## WHAT IS REQUIRED:
Which lines of the records contain "Deluxe"? Collect every one of them.

##### SOURCE MATERIAL

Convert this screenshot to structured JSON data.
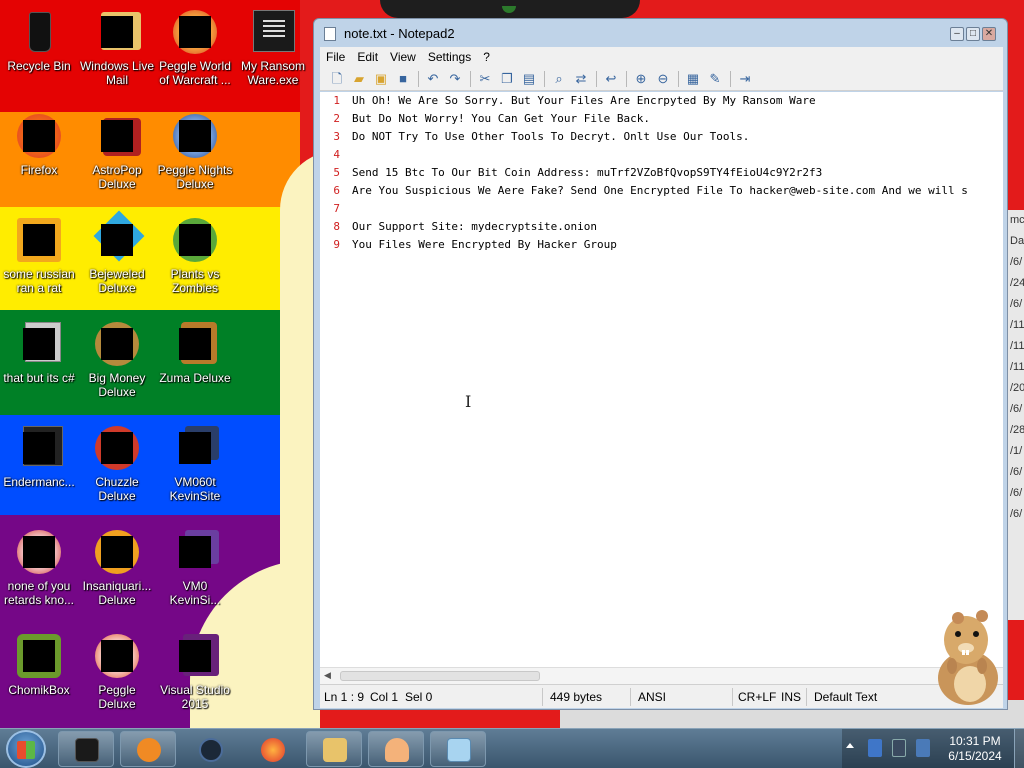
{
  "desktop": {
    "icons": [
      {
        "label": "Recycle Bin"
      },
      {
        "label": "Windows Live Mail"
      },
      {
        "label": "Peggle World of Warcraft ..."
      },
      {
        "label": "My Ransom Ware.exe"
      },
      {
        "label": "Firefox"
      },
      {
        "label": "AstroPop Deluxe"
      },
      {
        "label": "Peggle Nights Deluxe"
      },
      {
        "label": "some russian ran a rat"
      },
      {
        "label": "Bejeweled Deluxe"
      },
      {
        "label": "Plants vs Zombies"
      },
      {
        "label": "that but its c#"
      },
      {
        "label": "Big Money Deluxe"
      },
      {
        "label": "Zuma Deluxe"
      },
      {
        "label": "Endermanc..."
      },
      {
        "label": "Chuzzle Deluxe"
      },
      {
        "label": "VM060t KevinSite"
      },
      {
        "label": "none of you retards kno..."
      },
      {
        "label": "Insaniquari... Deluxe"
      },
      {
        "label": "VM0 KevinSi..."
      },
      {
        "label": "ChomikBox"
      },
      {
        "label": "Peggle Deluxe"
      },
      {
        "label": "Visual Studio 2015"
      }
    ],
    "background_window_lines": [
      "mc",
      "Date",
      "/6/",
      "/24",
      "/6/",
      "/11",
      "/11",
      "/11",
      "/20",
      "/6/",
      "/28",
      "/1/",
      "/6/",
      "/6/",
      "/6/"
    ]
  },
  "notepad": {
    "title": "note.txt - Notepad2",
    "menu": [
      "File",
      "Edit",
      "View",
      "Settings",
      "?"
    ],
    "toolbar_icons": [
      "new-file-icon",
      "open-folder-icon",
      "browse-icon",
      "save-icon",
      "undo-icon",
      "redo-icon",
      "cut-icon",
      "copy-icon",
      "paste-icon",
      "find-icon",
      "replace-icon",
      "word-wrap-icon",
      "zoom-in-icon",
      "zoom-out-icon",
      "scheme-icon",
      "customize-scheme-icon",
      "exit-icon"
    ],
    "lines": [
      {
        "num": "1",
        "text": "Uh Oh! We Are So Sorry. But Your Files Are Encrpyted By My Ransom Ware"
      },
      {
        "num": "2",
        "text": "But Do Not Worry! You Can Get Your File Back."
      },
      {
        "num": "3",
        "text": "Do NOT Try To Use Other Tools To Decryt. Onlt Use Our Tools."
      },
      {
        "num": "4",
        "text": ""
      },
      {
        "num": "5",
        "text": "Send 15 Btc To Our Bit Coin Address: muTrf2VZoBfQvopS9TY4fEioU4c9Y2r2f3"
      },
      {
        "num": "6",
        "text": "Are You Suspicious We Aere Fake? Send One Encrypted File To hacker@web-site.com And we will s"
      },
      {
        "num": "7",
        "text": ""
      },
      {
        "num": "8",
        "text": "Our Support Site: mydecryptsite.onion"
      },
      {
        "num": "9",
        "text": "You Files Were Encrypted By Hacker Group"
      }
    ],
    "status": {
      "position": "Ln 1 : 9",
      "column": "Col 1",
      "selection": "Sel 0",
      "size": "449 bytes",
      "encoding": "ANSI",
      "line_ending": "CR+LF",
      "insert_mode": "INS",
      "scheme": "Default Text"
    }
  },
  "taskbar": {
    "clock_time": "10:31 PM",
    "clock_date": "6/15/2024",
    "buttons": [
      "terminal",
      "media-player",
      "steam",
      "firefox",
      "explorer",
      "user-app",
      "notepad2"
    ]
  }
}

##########
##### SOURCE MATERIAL

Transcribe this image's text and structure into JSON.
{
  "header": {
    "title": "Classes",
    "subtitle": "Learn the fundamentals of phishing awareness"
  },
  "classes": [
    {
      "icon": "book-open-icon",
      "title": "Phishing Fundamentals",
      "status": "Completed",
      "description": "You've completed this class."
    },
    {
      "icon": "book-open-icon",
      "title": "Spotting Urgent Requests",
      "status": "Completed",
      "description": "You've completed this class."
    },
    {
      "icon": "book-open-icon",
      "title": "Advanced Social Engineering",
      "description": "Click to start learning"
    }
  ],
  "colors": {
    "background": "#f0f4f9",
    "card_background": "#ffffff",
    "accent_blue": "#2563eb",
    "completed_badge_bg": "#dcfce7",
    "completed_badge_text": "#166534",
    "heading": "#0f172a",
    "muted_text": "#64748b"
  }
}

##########

## RESULT:
        "label": "AstroPop Deluxe"
        "label": "Peggle Nights Deluxe"
        "label": "Bejeweled Deluxe"
        "label": "Big Money Deluxe"
        "label": "Zuma Deluxe"
        "label": "Chuzzle Deluxe"
        "label": "Insaniquari... Deluxe"
        "label": "Peggle Deluxe"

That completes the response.